Restate each record word for word, from the first to the last.

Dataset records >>
----------
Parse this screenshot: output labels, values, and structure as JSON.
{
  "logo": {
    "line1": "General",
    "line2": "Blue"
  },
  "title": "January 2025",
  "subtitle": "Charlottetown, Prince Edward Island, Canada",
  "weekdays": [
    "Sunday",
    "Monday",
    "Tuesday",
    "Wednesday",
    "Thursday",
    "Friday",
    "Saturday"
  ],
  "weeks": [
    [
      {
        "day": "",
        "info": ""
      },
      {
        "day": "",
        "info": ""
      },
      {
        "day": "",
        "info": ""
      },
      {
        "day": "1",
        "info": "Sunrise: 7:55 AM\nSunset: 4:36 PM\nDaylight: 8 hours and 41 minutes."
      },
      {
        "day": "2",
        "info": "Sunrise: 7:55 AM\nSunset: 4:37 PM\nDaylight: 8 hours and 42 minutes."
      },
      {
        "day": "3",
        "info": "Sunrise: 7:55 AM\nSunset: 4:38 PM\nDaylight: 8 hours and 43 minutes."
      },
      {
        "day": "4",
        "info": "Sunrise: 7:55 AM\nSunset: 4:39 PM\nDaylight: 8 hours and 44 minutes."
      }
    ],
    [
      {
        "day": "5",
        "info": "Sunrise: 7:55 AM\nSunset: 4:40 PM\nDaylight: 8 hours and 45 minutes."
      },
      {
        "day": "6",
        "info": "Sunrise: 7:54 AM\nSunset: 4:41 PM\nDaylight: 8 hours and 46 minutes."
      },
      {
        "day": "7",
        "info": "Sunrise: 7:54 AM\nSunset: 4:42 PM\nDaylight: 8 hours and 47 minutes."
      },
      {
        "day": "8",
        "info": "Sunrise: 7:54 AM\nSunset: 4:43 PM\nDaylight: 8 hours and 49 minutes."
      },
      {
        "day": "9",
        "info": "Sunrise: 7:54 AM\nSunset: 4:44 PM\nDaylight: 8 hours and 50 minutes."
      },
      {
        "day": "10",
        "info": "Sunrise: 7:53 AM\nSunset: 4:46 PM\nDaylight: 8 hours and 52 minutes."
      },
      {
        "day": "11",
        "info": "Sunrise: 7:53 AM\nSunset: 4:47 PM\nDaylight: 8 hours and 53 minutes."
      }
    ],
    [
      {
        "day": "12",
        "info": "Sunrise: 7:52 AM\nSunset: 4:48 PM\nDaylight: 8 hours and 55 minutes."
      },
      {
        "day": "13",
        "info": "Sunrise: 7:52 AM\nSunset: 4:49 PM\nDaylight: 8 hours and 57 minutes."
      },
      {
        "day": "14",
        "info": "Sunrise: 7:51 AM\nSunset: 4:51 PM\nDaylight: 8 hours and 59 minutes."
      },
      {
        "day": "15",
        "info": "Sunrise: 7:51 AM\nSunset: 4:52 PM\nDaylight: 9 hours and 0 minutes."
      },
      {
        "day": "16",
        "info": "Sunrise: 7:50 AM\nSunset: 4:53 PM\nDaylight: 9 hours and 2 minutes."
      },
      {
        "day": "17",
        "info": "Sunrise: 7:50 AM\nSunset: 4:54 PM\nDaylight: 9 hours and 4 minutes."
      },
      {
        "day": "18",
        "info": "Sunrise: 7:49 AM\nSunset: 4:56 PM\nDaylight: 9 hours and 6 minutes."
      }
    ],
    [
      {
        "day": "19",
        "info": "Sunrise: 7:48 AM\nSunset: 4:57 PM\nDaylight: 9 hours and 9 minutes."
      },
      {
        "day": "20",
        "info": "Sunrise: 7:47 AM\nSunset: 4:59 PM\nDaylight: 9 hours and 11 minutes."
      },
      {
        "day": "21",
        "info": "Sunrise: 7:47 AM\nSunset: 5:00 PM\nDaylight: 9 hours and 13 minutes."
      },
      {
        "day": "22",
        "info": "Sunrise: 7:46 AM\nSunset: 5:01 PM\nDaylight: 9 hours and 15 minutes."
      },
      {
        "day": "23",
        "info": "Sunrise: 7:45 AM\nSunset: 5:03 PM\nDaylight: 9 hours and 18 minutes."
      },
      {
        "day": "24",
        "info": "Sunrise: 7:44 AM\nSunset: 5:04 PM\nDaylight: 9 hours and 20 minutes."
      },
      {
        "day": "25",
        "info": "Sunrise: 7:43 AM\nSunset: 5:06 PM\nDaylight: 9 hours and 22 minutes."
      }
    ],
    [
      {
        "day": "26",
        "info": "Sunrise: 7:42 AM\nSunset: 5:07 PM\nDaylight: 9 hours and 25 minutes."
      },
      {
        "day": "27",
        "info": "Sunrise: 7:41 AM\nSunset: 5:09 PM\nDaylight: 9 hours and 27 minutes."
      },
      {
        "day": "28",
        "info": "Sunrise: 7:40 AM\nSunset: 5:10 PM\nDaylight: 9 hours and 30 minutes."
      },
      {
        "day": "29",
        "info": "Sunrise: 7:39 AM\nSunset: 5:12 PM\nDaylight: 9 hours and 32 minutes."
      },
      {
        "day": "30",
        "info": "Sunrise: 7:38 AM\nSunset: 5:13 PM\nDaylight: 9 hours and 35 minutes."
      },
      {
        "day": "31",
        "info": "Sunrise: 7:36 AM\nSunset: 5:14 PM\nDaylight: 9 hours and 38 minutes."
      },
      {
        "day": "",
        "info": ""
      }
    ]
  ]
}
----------
Response to this exercise >>
Parse this screenshot: output labels, values, and structure as JSON.
{
  "logo": {
    "line1": "General",
    "line2": "Blue"
  },
  "title": "January 2025",
  "subtitle": "Charlottetown, Prince Edward Island, Canada",
  "weekdays": [
    "Sunday",
    "Monday",
    "Tuesday",
    "Wednesday",
    "Thursday",
    "Friday",
    "Saturday"
  ],
  "weeks": [
    [
      {
        "day": "",
        "info": ""
      },
      {
        "day": "",
        "info": ""
      },
      {
        "day": "",
        "info": ""
      },
      {
        "day": "1",
        "info": "Sunrise: 7:55 AM\nSunset: 4:36 PM\nDaylight: 8 hours and 41 minutes."
      },
      {
        "day": "2",
        "info": "Sunrise: 7:55 AM\nSunset: 4:37 PM\nDaylight: 8 hours and 42 minutes."
      },
      {
        "day": "3",
        "info": "Sunrise: 7:55 AM\nSunset: 4:38 PM\nDaylight: 8 hours and 43 minutes."
      },
      {
        "day": "4",
        "info": "Sunrise: 7:55 AM\nSunset: 4:39 PM\nDaylight: 8 hours and 44 minutes."
      }
    ],
    [
      {
        "day": "5",
        "info": "Sunrise: 7:55 AM\nSunset: 4:40 PM\nDaylight: 8 hours and 45 minutes."
      },
      {
        "day": "6",
        "info": "Sunrise: 7:54 AM\nSunset: 4:41 PM\nDaylight: 8 hours and 46 minutes."
      },
      {
        "day": "7",
        "info": "Sunrise: 7:54 AM\nSunset: 4:42 PM\nDaylight: 8 hours and 47 minutes."
      },
      {
        "day": "8",
        "info": "Sunrise: 7:54 AM\nSunset: 4:43 PM\nDaylight: 8 hours and 49 minutes."
      },
      {
        "day": "9",
        "info": "Sunrise: 7:54 AM\nSunset: 4:44 PM\nDaylight: 8 hours and 50 minutes."
      },
      {
        "day": "10",
        "info": "Sunrise: 7:53 AM\nSunset: 4:46 PM\nDaylight: 8 hours and 52 minutes."
      },
      {
        "day": "11",
        "info": "Sunrise: 7:53 AM\nSunset: 4:47 PM\nDaylight: 8 hours and 53 minutes."
      }
    ],
    [
      {
        "day": "12",
        "info": "Sunrise: 7:52 AM\nSunset: 4:48 PM\nDaylight: 8 hours and 55 minutes."
      },
      {
        "day": "13",
        "info": "Sunrise: 7:52 AM\nSunset: 4:49 PM\nDaylight: 8 hours and 57 minutes."
      },
      {
        "day": "14",
        "info": "Sunrise: 7:51 AM\nSunset: 4:51 PM\nDaylight: 8 hours and 59 minutes."
      },
      {
        "day": "15",
        "info": "Sunrise: 7:51 AM\nSunset: 4:52 PM\nDaylight: 9 hours and 0 minutes."
      },
      {
        "day": "16",
        "info": "Sunrise: 7:50 AM\nSunset: 4:53 PM\nDaylight: 9 hours and 2 minutes."
      },
      {
        "day": "17",
        "info": "Sunrise: 7:50 AM\nSunset: 4:54 PM\nDaylight: 9 hours and 4 minutes."
      },
      {
        "day": "18",
        "info": "Sunrise: 7:49 AM\nSunset: 4:56 PM\nDaylight: 9 hours and 6 minutes."
      }
    ],
    [
      {
        "day": "19",
        "info": "Sunrise: 7:48 AM\nSunset: 4:57 PM\nDaylight: 9 hours and 9 minutes."
      },
      {
        "day": "20",
        "info": "Sunrise: 7:47 AM\nSunset: 4:59 PM\nDaylight: 9 hours and 11 minutes."
      },
      {
        "day": "21",
        "info": "Sunrise: 7:47 AM\nSunset: 5:00 PM\nDaylight: 9 hours and 13 minutes."
      },
      {
        "day": "22",
        "info": "Sunrise: 7:46 AM\nSunset: 5:01 PM\nDaylight: 9 hours and 15 minutes."
      },
      {
        "day": "23",
        "info": "Sunrise: 7:45 AM\nSunset: 5:03 PM\nDaylight: 9 hours and 18 minutes."
      },
      {
        "day": "24",
        "info": "Sunrise: 7:44 AM\nSunset: 5:04 PM\nDaylight: 9 hours and 20 minutes."
      },
      {
        "day": "25",
        "info": "Sunrise: 7:43 AM\nSunset: 5:06 PM\nDaylight: 9 hours and 22 minutes."
      }
    ],
    [
      {
        "day": "26",
        "info": "Sunrise: 7:42 AM\nSunset: 5:07 PM\nDaylight: 9 hours and 25 minutes."
      },
      {
        "day": "27",
        "info": "Sunrise: 7:41 AM\nSunset: 5:09 PM\nDaylight: 9 hours and 27 minutes."
      },
      {
        "day": "28",
        "info": "Sunrise: 7:40 AM\nSunset: 5:10 PM\nDaylight: 9 hours and 30 minutes."
      },
      {
        "day": "29",
        "info": "Sunrise: 7:39 AM\nSunset: 5:12 PM\nDaylight: 9 hours and 32 minutes."
      },
      {
        "day": "30",
        "info": "Sunrise: 7:38 AM\nSunset: 5:13 PM\nDaylight: 9 hours and 35 minutes."
      },
      {
        "day": "31",
        "info": "Sunrise: 7:36 AM\nSunset: 5:14 PM\nDaylight: 9 hours and 38 minutes."
      },
      {
        "day": "",
        "info": ""
      }
    ]
  ]
}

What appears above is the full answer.